Output the listing below, all of it, exactly as given.

** Opening PROVIDED INFORMATION block **

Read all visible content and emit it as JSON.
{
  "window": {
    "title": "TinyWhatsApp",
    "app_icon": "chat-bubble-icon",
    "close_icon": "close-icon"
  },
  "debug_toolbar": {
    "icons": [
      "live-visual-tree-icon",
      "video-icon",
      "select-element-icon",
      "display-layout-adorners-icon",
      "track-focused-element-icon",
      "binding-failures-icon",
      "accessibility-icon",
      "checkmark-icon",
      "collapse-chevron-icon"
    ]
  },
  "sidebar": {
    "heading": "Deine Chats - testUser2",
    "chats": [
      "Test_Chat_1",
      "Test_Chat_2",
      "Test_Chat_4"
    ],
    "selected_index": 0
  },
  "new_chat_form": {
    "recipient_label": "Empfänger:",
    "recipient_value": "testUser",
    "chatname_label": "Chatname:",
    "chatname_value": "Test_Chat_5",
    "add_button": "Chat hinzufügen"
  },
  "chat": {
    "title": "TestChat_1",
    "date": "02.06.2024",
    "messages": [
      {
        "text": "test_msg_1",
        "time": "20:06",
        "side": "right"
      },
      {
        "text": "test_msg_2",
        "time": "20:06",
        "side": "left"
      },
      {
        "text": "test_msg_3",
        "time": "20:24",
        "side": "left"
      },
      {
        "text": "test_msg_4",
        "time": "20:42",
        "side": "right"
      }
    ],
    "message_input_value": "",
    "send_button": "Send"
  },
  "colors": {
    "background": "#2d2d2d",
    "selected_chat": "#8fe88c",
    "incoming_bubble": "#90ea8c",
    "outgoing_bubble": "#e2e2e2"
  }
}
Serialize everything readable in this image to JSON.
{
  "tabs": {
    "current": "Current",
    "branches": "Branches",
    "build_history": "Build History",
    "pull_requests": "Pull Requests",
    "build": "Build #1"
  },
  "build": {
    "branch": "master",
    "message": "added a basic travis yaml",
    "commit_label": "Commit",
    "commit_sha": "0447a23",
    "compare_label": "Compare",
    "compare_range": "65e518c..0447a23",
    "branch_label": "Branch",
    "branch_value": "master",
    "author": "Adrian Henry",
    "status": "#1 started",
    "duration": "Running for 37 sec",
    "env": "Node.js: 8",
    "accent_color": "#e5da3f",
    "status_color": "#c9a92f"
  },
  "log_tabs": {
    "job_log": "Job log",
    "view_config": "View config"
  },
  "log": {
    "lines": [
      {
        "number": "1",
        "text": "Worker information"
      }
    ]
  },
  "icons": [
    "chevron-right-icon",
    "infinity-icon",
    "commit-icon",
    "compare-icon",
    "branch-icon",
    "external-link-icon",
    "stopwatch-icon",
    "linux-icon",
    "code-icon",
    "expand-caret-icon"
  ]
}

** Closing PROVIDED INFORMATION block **

▶ ANSWER TO THE EXERCISE:
Read all visible content and emit it as JSON.
{
  "window": {
    "title": "TinyWhatsApp",
    "app_icon": "chat-bubble-icon",
    "close_icon": "close-icon"
  },
  "debug_toolbar": {
    "icons": [
      "live-visual-tree-icon",
      "video-icon",
      "select-element-icon",
      "display-layout-adorners-icon",
      "track-focused-element-icon",
      "binding-failures-icon",
      "accessibility-icon",
      "checkmark-icon",
      "collapse-chevron-icon"
    ]
  },
  "sidebar": {
    "heading": "Deine Chats - testUser2",
    "chats": [
      "Test_Chat_1",
      "Test_Chat_2",
      "Test_Chat_4"
    ],
    "selected_index": 0
  },
  "new_chat_form": {
    "recipient_label": "Empfänger:",
    "recipient_value": "testUser",
    "chatname_label": "Chatname:",
    "chatname_value": "Test_Chat_5",
    "add_button": "Chat hinzufügen"
  },
  "chat": {
    "title": "TestChat_1",
    "date": "02.06.2024",
    "messages": [
      {
        "text": "test_msg_1",
        "time": "20:06",
        "side": "right"
      },
      {
        "text": "test_msg_2",
        "time": "20:06",
        "side": "left"
      },
      {
        "text": "test_msg_3",
        "time": "20:24",
        "side": "left"
      },
      {
        "text": "test_msg_4",
        "time": "20:42",
        "side": "right"
      }
    ],
    "message_input_value": "",
    "send_button": "Send"
  },
  "colors": {
    "background": "#2d2d2d",
    "selected_chat": "#8fe88c",
    "incoming_bubble": "#90ea8c",
    "outgoing_bubble": "#e2e2e2"
  }
}
Serialize everything readable in this image to JSON.
{
  "tabs": {
    "current": "Current",
    "branches": "Branches",
    "build_history": "Build History",
    "pull_requests": "Pull Requests",
    "build": "Build #1"
  },
  "build": {
    "branch": "master",
    "message": "added a basic travis yaml",
    "commit_label": "Commit",
    "commit_sha": "0447a23",
    "compare_label": "Compare",
    "compare_range": "65e518c..0447a23",
    "branch_label": "Branch",
    "branch_value": "master",
    "author": "Adrian Henry",
    "status": "#1 started",
    "duration": "Running for 37 sec",
    "env": "Node.js: 8",
    "accent_color": "#e5da3f",
    "status_color": "#c9a92f"
  },
  "log_tabs": {
    "job_log": "Job log",
    "view_config": "View config"
  },
  "log": {
    "lines": [
      {
        "number": "1",
        "text": "Worker information"
      }
    ]
  },
  "icons": [
    "chevron-right-icon",
    "infinity-icon",
    "commit-icon",
    "compare-icon",
    "branch-icon",
    "external-link-icon",
    "stopwatch-icon",
    "linux-icon",
    "code-icon",
    "expand-caret-icon"
  ]
}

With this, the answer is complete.